Task instructions: Each entry should be written out once more, exactly as given below.

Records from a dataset
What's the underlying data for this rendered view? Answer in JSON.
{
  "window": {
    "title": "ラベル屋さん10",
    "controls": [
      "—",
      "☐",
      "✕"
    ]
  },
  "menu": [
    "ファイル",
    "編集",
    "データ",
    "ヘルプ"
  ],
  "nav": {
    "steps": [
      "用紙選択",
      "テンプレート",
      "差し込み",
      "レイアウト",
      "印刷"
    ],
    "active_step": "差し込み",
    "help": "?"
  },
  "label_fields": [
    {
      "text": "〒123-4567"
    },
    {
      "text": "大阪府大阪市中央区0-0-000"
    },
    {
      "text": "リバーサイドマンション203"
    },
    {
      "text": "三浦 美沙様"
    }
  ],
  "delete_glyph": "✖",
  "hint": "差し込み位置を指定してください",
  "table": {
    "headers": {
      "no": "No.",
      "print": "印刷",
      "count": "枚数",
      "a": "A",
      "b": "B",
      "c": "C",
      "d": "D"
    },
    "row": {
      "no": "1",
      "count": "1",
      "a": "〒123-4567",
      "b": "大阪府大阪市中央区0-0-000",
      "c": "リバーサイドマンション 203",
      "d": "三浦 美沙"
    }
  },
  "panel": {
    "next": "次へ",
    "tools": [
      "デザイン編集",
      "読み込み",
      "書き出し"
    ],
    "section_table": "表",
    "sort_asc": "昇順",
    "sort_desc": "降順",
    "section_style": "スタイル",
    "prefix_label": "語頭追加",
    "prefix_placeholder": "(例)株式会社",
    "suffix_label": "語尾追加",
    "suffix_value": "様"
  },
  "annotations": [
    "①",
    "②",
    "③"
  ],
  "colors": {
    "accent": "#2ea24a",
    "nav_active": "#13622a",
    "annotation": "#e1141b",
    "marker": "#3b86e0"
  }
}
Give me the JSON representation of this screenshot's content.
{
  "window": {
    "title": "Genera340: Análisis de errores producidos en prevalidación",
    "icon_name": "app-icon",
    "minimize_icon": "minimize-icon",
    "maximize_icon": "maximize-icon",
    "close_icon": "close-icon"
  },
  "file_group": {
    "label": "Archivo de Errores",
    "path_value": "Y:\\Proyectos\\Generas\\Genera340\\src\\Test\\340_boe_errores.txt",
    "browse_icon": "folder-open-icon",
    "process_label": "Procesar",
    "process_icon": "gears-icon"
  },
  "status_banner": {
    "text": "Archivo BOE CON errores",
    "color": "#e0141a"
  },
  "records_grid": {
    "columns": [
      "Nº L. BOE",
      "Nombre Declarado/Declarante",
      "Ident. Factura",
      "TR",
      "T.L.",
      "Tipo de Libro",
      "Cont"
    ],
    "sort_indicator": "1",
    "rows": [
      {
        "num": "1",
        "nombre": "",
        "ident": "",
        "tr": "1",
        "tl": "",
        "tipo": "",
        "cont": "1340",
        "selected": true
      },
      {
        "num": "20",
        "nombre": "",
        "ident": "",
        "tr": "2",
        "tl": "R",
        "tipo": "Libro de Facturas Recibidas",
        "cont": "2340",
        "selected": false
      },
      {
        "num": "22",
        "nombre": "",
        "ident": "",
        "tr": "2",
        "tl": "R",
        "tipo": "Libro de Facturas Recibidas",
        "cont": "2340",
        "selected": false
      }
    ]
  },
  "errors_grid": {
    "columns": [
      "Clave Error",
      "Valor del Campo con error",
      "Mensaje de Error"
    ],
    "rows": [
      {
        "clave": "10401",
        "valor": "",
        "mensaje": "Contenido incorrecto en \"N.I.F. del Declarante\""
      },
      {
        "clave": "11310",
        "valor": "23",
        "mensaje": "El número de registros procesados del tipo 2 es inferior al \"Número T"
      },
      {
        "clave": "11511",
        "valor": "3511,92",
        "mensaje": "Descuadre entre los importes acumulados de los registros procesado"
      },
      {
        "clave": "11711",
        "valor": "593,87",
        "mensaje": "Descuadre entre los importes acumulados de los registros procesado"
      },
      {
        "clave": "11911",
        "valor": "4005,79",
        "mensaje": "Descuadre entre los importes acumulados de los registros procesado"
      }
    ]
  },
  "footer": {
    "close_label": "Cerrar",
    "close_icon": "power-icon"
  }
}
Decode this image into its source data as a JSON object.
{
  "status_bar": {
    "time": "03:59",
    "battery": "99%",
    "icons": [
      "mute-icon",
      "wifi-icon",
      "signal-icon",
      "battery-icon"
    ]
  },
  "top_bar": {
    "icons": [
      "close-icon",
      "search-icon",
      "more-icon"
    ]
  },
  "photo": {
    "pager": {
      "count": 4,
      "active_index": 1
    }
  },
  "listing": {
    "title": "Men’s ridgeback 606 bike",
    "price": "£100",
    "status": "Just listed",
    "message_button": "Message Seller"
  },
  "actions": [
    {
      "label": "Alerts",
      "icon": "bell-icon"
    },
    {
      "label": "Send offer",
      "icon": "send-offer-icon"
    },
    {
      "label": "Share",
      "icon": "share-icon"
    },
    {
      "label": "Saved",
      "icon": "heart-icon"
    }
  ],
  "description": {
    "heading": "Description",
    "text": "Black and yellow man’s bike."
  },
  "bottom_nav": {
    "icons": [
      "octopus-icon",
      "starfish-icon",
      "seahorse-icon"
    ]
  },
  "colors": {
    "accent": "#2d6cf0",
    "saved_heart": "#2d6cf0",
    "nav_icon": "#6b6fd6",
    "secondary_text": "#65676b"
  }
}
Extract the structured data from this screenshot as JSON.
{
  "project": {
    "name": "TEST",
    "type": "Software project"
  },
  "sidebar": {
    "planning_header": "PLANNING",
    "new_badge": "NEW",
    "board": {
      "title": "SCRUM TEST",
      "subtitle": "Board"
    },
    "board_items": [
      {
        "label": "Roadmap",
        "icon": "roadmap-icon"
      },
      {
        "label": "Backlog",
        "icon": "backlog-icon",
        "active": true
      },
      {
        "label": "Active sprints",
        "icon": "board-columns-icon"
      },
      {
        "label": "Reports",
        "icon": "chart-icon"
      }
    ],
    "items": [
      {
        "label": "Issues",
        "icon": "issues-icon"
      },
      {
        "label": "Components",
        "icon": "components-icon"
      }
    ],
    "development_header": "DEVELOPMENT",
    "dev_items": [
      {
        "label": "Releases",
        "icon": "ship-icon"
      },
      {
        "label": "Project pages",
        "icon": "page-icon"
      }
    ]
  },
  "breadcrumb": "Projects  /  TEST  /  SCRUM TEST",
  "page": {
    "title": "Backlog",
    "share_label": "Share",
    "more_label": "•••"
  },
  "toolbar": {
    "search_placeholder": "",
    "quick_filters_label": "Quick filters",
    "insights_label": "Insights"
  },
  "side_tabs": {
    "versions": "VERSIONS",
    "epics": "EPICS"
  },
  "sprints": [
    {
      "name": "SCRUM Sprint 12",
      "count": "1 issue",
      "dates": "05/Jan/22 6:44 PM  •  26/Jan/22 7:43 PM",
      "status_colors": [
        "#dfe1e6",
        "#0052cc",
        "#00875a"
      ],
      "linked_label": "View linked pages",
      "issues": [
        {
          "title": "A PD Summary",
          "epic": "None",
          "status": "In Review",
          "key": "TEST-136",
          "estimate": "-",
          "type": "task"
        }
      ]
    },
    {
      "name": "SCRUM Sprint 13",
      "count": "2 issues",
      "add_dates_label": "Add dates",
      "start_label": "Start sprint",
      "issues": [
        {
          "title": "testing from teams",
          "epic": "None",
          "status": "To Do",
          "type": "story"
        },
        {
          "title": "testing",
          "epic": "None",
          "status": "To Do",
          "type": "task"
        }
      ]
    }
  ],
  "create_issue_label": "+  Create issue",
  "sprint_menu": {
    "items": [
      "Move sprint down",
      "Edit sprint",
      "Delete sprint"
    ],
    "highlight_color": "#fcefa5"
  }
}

Exercise result:
What's the underlying data for this rendered view? Answer in JSON.
{
  "window": {
    "title": "ラベル屋さん10",
    "controls": [
      "—",
      "☐",
      "✕"
    ]
  },
  "menu": [
    "ファイル",
    "編集",
    "データ",
    "ヘルプ"
  ],
  "nav": {
    "steps": [
      "用紙選択",
      "テンプレート",
      "差し込み",
      "レイアウト",
      "印刷"
    ],
    "active_step": "差し込み",
    "help": "?"
  },
  "label_fields": [
    {
      "text": "〒123-4567"
    },
    {
      "text": "大阪府大阪市中央区0-0-000"
    },
    {
      "text": "リバーサイドマンション203"
    },
    {
      "text": "三浦 美沙様"
    }
  ],
  "delete_glyph": "✖",
  "hint": "差し込み位置を指定してください",
  "table": {
    "headers": {
      "no": "No.",
      "print": "印刷",
      "count": "枚数",
      "a": "A",
      "b": "B",
      "c": "C",
      "d": "D"
    },
    "row": {
      "no": "1",
      "count": "1",
      "a": "〒123-4567",
      "b": "大阪府大阪市中央区0-0-000",
      "c": "リバーサイドマンション 203",
      "d": "三浦 美沙"
    }
  },
  "panel": {
    "next": "次へ",
    "tools": [
      "デザイン編集",
      "読み込み",
      "書き出し"
    ],
    "section_table": "表",
    "sort_asc": "昇順",
    "sort_desc": "降順",
    "section_style": "スタイル",
    "prefix_label": "語頭追加",
    "prefix_placeholder": "(例)株式会社",
    "suffix_label": "語尾追加",
    "suffix_value": "様"
  },
  "annotations": [
    "①",
    "②",
    "③"
  ],
  "colors": {
    "accent": "#2ea24a",
    "nav_active": "#13622a",
    "annotation": "#e1141b",
    "marker": "#3b86e0"
  }
}
Give me the JSON representation of this screenshot's content.
{
  "window": {
    "title": "Genera340: Análisis de errores producidos en prevalidación",
    "icon_name": "app-icon",
    "minimize_icon": "minimize-icon",
    "maximize_icon": "maximize-icon",
    "close_icon": "close-icon"
  },
  "file_group": {
    "label": "Archivo de Errores",
    "path_value": "Y:\\Proyectos\\Generas\\Genera340\\src\\Test\\340_boe_errores.txt",
    "browse_icon": "folder-open-icon",
    "process_label": "Procesar",
    "process_icon": "gears-icon"
  },
  "status_banner": {
    "text": "Archivo BOE CON errores",
    "color": "#e0141a"
  },
  "records_grid": {
    "columns": [
      "Nº L. BOE",
      "Nombre Declarado/Declarante",
      "Ident. Factura",
      "TR",
      "T.L.",
      "Tipo de Libro",
      "Cont"
    ],
    "sort_indicator": "1",
    "rows": [
      {
        "num": "1",
        "nombre": "",
        "ident": "",
        "tr": "1",
        "tl": "",
        "tipo": "",
        "cont": "1340",
        "selected": true
      },
      {
        "num": "20",
        "nombre": "",
        "ident": "",
        "tr": "2",
        "tl": "R",
        "tipo": "Libro de Facturas Recibidas",
        "cont": "2340",
        "selected": false
      },
      {
        "num": "22",
        "nombre": "",
        "ident": "",
        "tr": "2",
        "tl": "R",
        "tipo": "Libro de Facturas Recibidas",
        "cont": "2340",
        "selected": false
      }
    ]
  },
  "errors_grid": {
    "columns": [
      "Clave Error",
      "Valor del Campo con error",
      "Mensaje de Error"
    ],
    "rows": [
      {
        "clave": "10401",
        "valor": "",
        "mensaje": "Contenido incorrecto en \"N.I.F. del Declarante\""
      },
      {
        "clave": "11310",
        "valor": "23",
        "mensaje": "El número de registros procesados del tipo 2 es inferior al \"Número T"
      },
      {
        "clave": "11511",
        "valor": "3511,92",
        "mensaje": "Descuadre entre los importes acumulados de los registros procesado"
      },
      {
        "clave": "11711",
        "valor": "593,87",
        "mensaje": "Descuadre entre los importes acumulados de los registros procesado"
      },
      {
        "clave": "11911",
        "valor": "4005,79",
        "mensaje": "Descuadre entre los importes acumulados de los registros procesado"
      }
    ]
  },
  "footer": {
    "close_label": "Cerrar",
    "close_icon": "power-icon"
  }
}
Decode this image into its source data as a JSON object.
{
  "status_bar": {
    "time": "03:59",
    "battery": "99%",
    "icons": [
      "mute-icon",
      "wifi-icon",
      "signal-icon",
      "battery-icon"
    ]
  },
  "top_bar": {
    "icons": [
      "close-icon",
      "search-icon",
      "more-icon"
    ]
  },
  "photo": {
    "pager": {
      "count": 4,
      "active_index": 1
    }
  },
  "listing": {
    "title": "Men’s ridgeback 606 bike",
    "price": "£100",
    "status": "Just listed",
    "message_button": "Message Seller"
  },
  "actions": [
    {
      "label": "Alerts",
      "icon": "bell-icon"
    },
    {
      "label": "Send offer",
      "icon": "send-offer-icon"
    },
    {
      "label": "Share",
      "icon": "share-icon"
    },
    {
      "label": "Saved",
      "icon": "heart-icon"
    }
  ],
  "description": {
    "heading": "Description",
    "text": "Black and yellow man’s bike."
  },
  "bottom_nav": {
    "icons": [
      "octopus-icon",
      "starfish-icon",
      "seahorse-icon"
    ]
  },
  "colors": {
    "accent": "#2d6cf0",
    "saved_heart": "#2d6cf0",
    "nav_icon": "#6b6fd6",
    "secondary_text": "#65676b"
  }
}
Extract the structured data from this screenshot as JSON.
{
  "project": {
    "name": "TEST",
    "type": "Software project"
  },
  "sidebar": {
    "planning_header": "PLANNING",
    "new_badge": "NEW",
    "board": {
      "title": "SCRUM TEST",
      "subtitle": "Board"
    },
    "board_items": [
      {
        "label": "Roadmap",
        "icon": "roadmap-icon"
      },
      {
        "label": "Backlog",
        "icon": "backlog-icon",
        "active": true
      },
      {
        "label": "Active sprints",
        "icon": "board-columns-icon"
      },
      {
        "label": "Reports",
        "icon": "chart-icon"
      }
    ],
    "items": [
      {
        "label": "Issues",
        "icon": "issues-icon"
      },
      {
        "label": "Components",
        "icon": "components-icon"
      }
    ],
    "development_header": "DEVELOPMENT",
    "dev_items": [
      {
        "label": "Releases",
        "icon": "ship-icon"
      },
      {
        "label": "Project pages",
        "icon": "page-icon"
      }
    ]
  },
  "breadcrumb": "Projects  /  TEST  /  SCRUM TEST",
  "page": {
    "title": "Backlog",
    "share_label": "Share",
    "more_label": "•••"
  },
  "toolbar": {
    "search_placeholder": "",
    "quick_filters_label": "Quick filters",
    "insights_label": "Insights"
  },
  "side_tabs": {
    "versions": "VERSIONS",
    "epics": "EPICS"
  },
  "sprints": [
    {
      "name": "SCRUM Sprint 12",
      "count": "1 issue",
      "dates": "05/Jan/22 6:44 PM  •  26/Jan/22 7:43 PM",
      "status_colors": [
        "#dfe1e6",
        "#0052cc",
        "#00875a"
      ],
      "linked_label": "View linked pages",
      "issues": [
        {
          "title": "A PD Summary",
          "epic": "None",
          "status": "In Review",
          "key": "TEST-136",
          "estimate": "-",
          "type": "task"
        }
      ]
    },
    {
      "name": "SCRUM Sprint 13",
      "count": "2 issues",
      "add_dates_label": "Add dates",
      "start_label": "Start sprint",
      "issues": [
        {
          "title": "testing from teams",
          "epic": "None",
          "status": "To Do",
          "type": "story"
        },
        {
          "title": "testing",
          "epic": "None",
          "status": "To Do",
          "type": "task"
        }
      ]
    }
  ],
  "create_issue_label": "+  Create issue",
  "sprint_menu": {
    "items": [
      "Move sprint down",
      "Edit sprint",
      "Delete sprint"
    ],
    "highlight_color": "#fcefa5"
  }
}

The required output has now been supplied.